A thought that continually captivates me is that our entire existence was created by the spoken word:
"In the beginning God created the heavens and the earth. Now the earth was formless and empty, darkness was over the surface of the deep, and the Spirit of God was hovering over the waters. And God said," (Genesis 1:1-3a, emphasis added)
There you have it folks, everything as we know it comes from that simple truth: we are, because He spoke.
One evening, as I sat a listened to our guest speaker at church, Margaret Feinberg, something struck me. "We have an outrageously talkative God," she said. In my mind the words flashed, "No, I'm outrageously talkative." For the briefest of moments, I almost missed the point.
You see, since I was a little girl, I have been told that I talk too much. On good days, I've been told that I have a lot to say. I think at some level, it's true, my words have been many, although what other form of expression can one expect from an avid bookworm? During my late teen and early adult years, my self-consciousness for talking grew. It wasn't that I would typically see eyes glaze over, or that I would suddenly find myself alone on the street talking to myself. It was something more than that, something that became a ruling factor in my life that I still battle today. In my twisted little mind, somehow I decided that talking too much equaled my worthlessness. So, I stopped talking, and began to listen.

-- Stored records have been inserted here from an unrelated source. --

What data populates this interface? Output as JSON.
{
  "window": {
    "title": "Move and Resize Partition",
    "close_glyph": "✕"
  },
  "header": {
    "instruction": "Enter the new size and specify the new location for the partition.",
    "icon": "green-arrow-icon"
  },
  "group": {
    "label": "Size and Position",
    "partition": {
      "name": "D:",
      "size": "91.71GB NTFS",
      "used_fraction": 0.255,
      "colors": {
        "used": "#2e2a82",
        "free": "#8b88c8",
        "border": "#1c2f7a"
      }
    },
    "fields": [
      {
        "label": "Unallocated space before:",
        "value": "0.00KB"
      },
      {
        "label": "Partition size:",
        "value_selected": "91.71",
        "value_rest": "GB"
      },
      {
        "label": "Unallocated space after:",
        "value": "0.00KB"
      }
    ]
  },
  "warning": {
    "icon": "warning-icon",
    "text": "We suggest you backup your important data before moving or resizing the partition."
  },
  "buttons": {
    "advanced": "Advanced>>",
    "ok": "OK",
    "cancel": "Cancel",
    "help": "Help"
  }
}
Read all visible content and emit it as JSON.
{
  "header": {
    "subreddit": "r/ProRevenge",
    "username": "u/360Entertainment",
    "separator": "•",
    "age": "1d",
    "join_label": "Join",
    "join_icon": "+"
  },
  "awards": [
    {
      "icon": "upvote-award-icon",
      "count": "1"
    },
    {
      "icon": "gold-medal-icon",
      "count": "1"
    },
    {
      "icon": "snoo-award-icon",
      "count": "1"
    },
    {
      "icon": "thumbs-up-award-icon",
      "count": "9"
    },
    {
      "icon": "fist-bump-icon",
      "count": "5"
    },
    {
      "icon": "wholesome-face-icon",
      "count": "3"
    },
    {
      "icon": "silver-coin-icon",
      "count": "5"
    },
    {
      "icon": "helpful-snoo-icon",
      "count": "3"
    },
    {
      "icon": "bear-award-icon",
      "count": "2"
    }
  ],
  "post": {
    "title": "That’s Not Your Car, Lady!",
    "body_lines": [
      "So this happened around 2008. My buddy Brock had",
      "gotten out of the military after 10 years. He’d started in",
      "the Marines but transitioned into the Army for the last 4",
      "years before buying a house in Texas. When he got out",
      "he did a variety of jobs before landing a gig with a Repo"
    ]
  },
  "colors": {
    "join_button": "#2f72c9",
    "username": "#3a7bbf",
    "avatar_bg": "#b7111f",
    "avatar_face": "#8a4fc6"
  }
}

To this day, I am amazed at how much I have gleaned from listening to others speak. I have learned that almost everybody talks too much. Virtually everybody is self-conscious about their words and the eloquence of their speech. Many wonder if they matter to the rest of society as they ache inside to get the necessary encouragement from the person who's approval they have sought most of their life. If we truly admit it, we all suffer (or have suffered) from a bout of insecurity, which is a sad state for our human condition. From observation alone, it is safe to say that words and the effect of words not only have the ability to create, but to destroy as well.
When I realized this truth, I started talking again on a more regular basis. All of my fears and insecurities hit me like a brick wall as I stepped out into the unfamiliar. I found that a good healthy does of listening and talking are good for the soul, as I grow from the words I hear and create from the words I send forth.
Getting back to God's spoken word, a subject on which many people have written about, let me share with you what ultimately brought me out of my shell in order to talk again: God spoke to me. He daily whispered tender words of mercy, love, and of compassion. My understanding of how significant I am to God became clearer each moment that I chose to draw near to Him when He whispered to the depths of my soul to "come." He tells me that I am valuable, worth much, precious and beloved. Suddenly, I can't help myself when I hear those gentle affirmations from the Almighty Creator of the Universe. The sweet everythings that are communicated to my heart have healed and will continue to heal. My countenance looks upward as I shine and reflect His radiant glory, wanting the world to know what I know. To know the wondrous beauty and magnificence of God. And you know, I believe once the world knows, they too will start talking again.